┌────────
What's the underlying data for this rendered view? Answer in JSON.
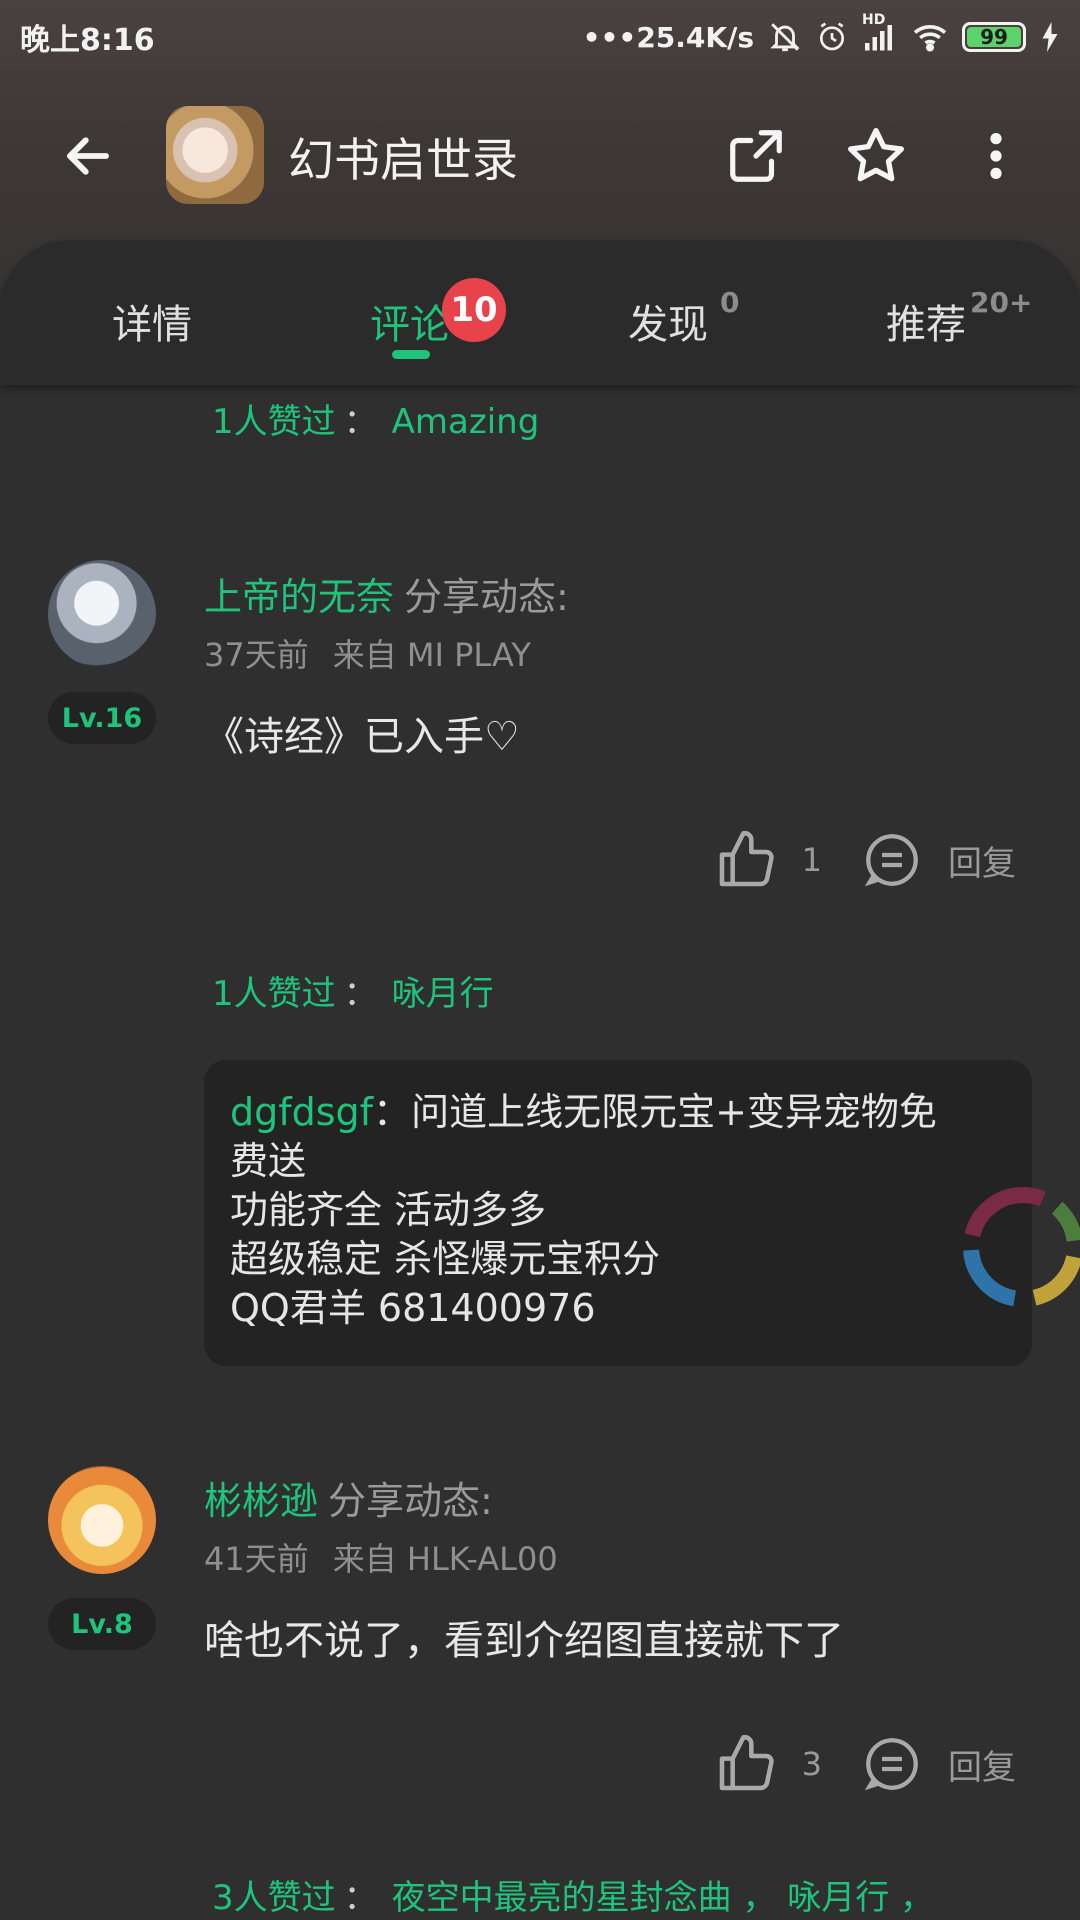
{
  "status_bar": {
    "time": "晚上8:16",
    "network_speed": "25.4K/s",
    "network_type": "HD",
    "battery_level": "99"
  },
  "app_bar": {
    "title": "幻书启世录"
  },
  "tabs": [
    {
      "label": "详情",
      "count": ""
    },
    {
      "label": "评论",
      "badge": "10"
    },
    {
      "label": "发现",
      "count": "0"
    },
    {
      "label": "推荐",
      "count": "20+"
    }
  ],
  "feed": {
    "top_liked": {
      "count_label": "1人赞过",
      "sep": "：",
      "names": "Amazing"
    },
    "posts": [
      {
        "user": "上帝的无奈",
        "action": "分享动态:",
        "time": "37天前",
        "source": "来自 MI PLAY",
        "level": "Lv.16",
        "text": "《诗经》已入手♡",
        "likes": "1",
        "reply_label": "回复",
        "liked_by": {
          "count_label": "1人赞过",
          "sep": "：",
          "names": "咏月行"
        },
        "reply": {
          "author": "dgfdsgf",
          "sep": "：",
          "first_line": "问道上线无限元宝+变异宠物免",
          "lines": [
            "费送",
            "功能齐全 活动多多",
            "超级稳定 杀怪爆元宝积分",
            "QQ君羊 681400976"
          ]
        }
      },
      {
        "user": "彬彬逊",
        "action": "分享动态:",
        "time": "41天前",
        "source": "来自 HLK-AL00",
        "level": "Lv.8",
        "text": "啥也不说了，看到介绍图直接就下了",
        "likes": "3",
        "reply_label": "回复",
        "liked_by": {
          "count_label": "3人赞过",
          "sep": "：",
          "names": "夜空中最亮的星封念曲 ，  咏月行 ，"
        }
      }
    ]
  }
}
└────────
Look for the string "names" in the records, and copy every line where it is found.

      "names": "Amazing"
          "names": "咏月行"
          "names": "夜空中最亮的星封念曲 ，  咏月行 ，"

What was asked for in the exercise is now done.